## Required action:
If a line of the records holds the word "Quest", copy it out.

## Exercise data:

◆ ◆ ◆ ◆ ◆

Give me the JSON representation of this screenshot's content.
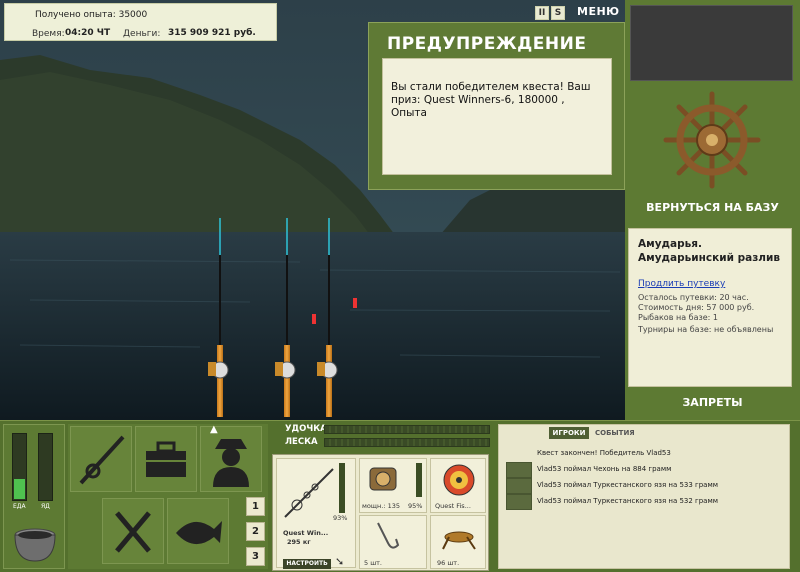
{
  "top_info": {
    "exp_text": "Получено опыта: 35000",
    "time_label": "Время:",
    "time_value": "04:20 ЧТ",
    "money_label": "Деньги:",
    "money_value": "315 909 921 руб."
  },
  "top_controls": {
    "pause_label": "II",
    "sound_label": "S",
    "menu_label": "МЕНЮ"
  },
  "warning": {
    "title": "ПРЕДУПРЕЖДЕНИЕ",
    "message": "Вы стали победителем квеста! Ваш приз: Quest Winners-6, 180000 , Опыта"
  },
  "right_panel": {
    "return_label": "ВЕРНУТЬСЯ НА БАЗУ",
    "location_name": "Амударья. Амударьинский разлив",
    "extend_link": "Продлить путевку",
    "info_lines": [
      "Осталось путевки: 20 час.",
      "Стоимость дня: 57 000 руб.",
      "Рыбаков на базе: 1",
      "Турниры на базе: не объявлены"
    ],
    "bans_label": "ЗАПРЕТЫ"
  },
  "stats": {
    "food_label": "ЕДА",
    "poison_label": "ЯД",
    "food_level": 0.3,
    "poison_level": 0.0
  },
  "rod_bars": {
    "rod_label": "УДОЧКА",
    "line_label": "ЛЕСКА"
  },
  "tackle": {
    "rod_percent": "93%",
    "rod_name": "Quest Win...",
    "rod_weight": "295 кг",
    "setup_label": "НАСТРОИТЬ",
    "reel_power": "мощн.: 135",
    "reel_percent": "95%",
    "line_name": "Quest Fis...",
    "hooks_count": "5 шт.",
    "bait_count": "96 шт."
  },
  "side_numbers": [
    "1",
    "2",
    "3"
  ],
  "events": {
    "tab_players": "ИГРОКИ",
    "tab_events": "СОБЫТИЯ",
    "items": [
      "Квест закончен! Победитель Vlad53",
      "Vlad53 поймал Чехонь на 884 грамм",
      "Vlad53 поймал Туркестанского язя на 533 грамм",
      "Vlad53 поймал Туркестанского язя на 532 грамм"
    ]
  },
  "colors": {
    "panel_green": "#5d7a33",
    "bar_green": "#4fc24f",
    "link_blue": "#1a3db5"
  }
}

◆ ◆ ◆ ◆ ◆

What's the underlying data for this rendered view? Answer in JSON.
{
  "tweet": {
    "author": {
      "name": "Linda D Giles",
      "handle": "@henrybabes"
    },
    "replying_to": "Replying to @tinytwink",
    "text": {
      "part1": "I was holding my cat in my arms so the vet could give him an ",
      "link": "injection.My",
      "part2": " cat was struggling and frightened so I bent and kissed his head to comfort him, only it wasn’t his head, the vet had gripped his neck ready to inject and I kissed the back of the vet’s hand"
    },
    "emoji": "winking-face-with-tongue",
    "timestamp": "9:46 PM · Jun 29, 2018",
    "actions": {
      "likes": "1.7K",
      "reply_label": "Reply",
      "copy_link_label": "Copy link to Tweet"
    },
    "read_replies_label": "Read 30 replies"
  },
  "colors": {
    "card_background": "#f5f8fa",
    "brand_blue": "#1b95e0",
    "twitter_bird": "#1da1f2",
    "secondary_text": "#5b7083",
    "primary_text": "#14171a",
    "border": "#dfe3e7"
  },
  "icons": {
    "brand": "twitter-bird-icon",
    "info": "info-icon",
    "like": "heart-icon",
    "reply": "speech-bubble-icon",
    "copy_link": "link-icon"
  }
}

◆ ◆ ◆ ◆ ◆

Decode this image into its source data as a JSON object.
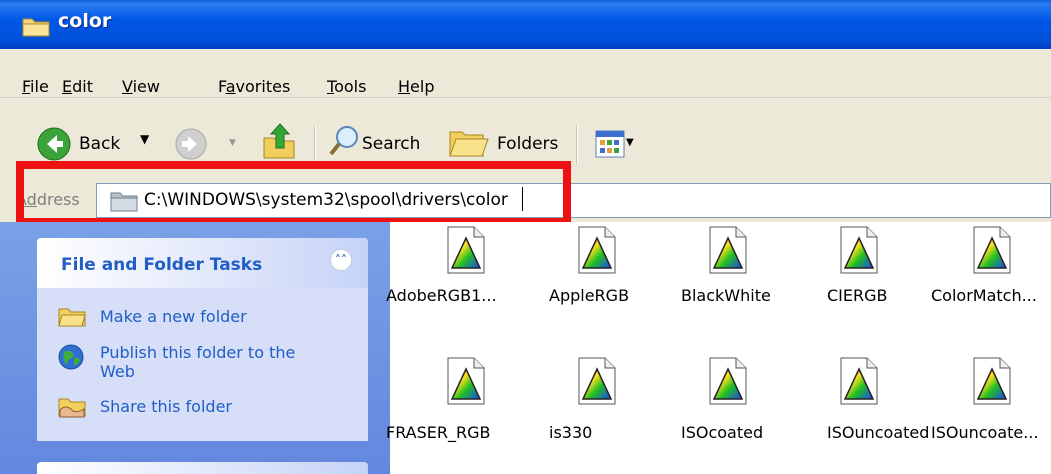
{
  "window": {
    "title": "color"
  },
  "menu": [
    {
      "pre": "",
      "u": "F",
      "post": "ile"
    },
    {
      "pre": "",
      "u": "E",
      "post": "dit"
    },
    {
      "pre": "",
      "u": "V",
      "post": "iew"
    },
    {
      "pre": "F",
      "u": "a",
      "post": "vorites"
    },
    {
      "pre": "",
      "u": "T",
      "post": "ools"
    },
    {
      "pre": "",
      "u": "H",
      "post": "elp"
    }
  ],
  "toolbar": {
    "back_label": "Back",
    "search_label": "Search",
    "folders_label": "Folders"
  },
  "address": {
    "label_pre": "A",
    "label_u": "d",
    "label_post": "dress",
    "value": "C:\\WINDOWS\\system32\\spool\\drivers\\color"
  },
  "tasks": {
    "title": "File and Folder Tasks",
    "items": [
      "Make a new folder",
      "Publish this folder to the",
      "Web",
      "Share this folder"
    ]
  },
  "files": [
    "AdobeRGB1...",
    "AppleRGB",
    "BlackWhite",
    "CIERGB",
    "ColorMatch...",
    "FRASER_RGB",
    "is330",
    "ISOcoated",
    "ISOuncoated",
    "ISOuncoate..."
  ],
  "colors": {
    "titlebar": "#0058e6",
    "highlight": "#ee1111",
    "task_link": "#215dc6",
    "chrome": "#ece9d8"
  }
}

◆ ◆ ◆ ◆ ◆

## Problem solution:
    "message": "Вы стали победителем квеста! Ваш приз: Quest Winners-6, 180000 , Опыта"
    "rod_name": "Quest Win...",
    "line_name": "Quest Fis...",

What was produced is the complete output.